Autumn Floral was available to the consumer market in 1964 to promote “…bright colors and designs to fit any décor.” With a golden yellow square floral design printed on a mustard yellow background, Autumn Floral was the precursor to the standard pattern Verdé released in 1967.
One of the larger promotional expansions, Autumn Floral was available on the 1-pint Round Casserole (471), the 1 ½ pint Round Casserole (472), the 1-quart Round Casserole (473), the 1 ½ quart Round Casserole (474) and the 2 ½ quart Round Casserole (475).
The smaller 471 and 472 casseroles were printed with one row of the square floral pattern while the larger 473, 474 and 475 casseroles were printed with two rows of the same pattern.
Corning Glass Works offered its first patterned opalware gift set in 1953 when the Heinz Baking Dish was sold in grocery stores. Widespread distribution of promotional patterns occurred after the overwhelming success of the 1956 release of seasonal “decorator casseroles.” Using existing Pyrex shapes, gift sets featured new patterns offered for a limited production time. They often came with mounters, cradles, or candlewarmers and were advertised in the spring to appeal to Mother’s Day and summer wedding shoppers and in the fall to give the holiday gift-buyers something new. Corning continued to produce gift sets through 1983, creating nearly 135 different gift set patterns during that time. Corning intended these pieces to be sold for a limited time, and directed retailers to remove older, unsold promotions from the shelves.

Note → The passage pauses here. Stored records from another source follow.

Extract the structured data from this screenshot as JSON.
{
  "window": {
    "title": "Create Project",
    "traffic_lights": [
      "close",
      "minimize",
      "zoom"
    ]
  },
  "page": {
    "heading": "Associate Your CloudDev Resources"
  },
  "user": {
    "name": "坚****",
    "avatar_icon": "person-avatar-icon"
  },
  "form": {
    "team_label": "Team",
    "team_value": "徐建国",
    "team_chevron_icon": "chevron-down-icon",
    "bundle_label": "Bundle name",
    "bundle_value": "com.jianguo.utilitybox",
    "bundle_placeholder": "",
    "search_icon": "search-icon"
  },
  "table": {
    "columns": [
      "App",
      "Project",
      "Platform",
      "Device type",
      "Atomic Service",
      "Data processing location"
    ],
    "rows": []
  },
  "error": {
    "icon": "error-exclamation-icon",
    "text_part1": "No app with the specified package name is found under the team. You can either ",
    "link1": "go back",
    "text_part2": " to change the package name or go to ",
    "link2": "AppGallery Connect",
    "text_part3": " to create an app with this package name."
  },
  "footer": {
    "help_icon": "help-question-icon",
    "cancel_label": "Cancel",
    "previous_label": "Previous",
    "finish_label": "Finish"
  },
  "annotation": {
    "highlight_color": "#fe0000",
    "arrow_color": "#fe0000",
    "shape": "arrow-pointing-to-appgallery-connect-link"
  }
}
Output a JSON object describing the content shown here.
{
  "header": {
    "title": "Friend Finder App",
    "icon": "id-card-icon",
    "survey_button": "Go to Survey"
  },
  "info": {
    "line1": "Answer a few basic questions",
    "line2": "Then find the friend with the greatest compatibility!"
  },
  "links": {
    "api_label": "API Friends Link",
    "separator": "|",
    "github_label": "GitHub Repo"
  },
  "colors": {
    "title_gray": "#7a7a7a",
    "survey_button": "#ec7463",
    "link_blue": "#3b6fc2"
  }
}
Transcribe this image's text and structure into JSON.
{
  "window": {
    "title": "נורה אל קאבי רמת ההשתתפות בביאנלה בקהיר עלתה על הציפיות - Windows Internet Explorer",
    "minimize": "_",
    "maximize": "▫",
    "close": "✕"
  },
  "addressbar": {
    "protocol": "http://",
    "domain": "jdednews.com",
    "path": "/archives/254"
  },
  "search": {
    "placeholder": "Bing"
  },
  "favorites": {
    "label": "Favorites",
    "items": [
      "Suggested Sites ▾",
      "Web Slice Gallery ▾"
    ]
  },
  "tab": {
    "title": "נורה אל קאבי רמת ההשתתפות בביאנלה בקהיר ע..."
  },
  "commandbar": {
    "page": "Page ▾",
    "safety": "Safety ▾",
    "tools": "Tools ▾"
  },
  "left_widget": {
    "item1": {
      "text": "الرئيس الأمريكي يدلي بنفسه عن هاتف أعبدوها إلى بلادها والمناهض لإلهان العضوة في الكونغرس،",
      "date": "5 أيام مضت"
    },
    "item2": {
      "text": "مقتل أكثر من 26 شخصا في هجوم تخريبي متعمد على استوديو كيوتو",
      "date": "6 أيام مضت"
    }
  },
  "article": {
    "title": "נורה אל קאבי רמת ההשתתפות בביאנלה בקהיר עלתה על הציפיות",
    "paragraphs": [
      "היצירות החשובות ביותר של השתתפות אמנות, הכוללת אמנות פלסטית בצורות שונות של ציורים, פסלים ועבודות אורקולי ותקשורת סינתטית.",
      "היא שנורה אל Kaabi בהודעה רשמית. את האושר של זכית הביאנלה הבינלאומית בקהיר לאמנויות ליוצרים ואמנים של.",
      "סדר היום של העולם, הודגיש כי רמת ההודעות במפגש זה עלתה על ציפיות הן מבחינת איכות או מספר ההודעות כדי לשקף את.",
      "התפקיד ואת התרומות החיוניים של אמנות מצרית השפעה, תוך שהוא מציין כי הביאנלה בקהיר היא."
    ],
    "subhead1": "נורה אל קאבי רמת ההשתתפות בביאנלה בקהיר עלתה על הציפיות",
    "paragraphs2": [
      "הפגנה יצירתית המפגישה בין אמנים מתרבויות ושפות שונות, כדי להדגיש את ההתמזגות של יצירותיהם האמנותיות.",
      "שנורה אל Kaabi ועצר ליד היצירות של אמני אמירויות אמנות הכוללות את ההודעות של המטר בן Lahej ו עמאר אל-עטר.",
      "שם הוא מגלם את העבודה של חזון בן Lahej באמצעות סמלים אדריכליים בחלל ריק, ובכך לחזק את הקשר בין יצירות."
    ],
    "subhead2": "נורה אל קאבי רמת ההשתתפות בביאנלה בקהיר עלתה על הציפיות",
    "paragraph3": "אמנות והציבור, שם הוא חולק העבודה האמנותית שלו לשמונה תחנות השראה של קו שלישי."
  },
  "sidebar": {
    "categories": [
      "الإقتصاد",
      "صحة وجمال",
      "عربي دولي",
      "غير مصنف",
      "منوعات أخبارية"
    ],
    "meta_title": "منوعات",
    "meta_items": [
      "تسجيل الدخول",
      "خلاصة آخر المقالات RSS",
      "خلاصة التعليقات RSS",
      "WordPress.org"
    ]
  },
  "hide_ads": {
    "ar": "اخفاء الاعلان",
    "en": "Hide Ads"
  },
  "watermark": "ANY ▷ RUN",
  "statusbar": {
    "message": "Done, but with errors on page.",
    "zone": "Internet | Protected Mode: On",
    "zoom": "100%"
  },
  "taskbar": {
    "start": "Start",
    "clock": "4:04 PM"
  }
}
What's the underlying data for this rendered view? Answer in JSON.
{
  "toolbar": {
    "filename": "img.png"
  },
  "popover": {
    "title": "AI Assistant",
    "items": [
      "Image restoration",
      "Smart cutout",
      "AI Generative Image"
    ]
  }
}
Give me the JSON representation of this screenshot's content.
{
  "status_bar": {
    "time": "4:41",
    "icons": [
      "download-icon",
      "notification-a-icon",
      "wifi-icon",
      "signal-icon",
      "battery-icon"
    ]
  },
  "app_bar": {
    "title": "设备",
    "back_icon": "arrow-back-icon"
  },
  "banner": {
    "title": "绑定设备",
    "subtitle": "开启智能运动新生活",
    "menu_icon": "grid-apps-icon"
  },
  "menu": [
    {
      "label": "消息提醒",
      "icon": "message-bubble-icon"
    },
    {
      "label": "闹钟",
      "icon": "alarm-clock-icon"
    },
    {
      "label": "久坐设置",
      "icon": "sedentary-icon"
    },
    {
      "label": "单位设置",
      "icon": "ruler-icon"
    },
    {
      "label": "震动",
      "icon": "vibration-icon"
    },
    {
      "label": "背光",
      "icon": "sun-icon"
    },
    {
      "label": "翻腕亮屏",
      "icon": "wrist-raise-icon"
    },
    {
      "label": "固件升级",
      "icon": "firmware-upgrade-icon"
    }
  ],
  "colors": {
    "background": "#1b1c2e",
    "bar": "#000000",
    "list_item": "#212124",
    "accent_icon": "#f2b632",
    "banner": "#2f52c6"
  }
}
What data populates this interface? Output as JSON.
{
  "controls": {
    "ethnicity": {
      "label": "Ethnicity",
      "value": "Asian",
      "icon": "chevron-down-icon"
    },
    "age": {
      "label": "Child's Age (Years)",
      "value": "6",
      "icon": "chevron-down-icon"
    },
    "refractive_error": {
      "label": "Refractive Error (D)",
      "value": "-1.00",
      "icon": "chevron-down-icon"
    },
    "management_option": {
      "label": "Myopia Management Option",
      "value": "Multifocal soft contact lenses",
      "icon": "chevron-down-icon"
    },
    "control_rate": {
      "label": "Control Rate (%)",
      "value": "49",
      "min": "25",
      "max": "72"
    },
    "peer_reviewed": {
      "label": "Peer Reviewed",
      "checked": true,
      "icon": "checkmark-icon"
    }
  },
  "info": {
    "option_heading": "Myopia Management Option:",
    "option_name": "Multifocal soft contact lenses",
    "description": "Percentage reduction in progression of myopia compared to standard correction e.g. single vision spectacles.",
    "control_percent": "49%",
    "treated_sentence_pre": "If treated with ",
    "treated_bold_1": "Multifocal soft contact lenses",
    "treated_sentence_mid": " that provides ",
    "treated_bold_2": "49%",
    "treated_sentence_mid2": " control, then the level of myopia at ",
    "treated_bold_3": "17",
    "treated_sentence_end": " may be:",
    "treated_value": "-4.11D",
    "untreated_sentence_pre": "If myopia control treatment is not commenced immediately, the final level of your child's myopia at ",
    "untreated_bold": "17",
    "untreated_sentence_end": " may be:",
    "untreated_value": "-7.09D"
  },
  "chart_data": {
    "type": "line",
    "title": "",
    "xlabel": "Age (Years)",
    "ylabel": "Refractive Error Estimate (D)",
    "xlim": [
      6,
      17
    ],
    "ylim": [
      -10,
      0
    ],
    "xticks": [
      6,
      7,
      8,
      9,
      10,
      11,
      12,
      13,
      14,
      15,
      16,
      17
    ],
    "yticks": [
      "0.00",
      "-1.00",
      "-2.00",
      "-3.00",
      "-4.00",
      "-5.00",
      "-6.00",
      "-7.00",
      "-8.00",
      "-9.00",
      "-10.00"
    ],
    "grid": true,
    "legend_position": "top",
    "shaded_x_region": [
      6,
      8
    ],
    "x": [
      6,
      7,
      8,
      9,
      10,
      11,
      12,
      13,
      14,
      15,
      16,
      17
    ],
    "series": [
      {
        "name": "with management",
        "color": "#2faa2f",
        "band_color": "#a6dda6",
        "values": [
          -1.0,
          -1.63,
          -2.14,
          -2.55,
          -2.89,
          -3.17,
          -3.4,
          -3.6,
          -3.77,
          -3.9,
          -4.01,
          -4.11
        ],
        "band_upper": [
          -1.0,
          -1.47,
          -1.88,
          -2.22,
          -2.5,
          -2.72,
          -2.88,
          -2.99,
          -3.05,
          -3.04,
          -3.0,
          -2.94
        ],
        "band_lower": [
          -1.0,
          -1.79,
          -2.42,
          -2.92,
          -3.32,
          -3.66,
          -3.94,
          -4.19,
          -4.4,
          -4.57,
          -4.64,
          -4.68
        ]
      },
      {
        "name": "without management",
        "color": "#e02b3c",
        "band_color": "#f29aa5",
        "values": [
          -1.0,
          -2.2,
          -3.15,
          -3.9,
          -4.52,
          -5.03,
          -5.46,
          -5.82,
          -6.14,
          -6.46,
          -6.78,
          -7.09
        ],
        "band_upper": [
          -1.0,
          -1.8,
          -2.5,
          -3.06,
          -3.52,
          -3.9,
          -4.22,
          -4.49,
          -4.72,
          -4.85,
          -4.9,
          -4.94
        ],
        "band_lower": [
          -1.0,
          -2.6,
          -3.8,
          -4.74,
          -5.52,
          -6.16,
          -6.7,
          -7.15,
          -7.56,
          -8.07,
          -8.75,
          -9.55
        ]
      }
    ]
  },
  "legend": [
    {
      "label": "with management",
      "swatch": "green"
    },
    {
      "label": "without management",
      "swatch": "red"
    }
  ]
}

Often, patterns used for these gift items were unnamed, or given names descriptive of the dish’s purpose, like “chip and dip set.” Collectors over the years have assigned names more reflective of the specific pattern.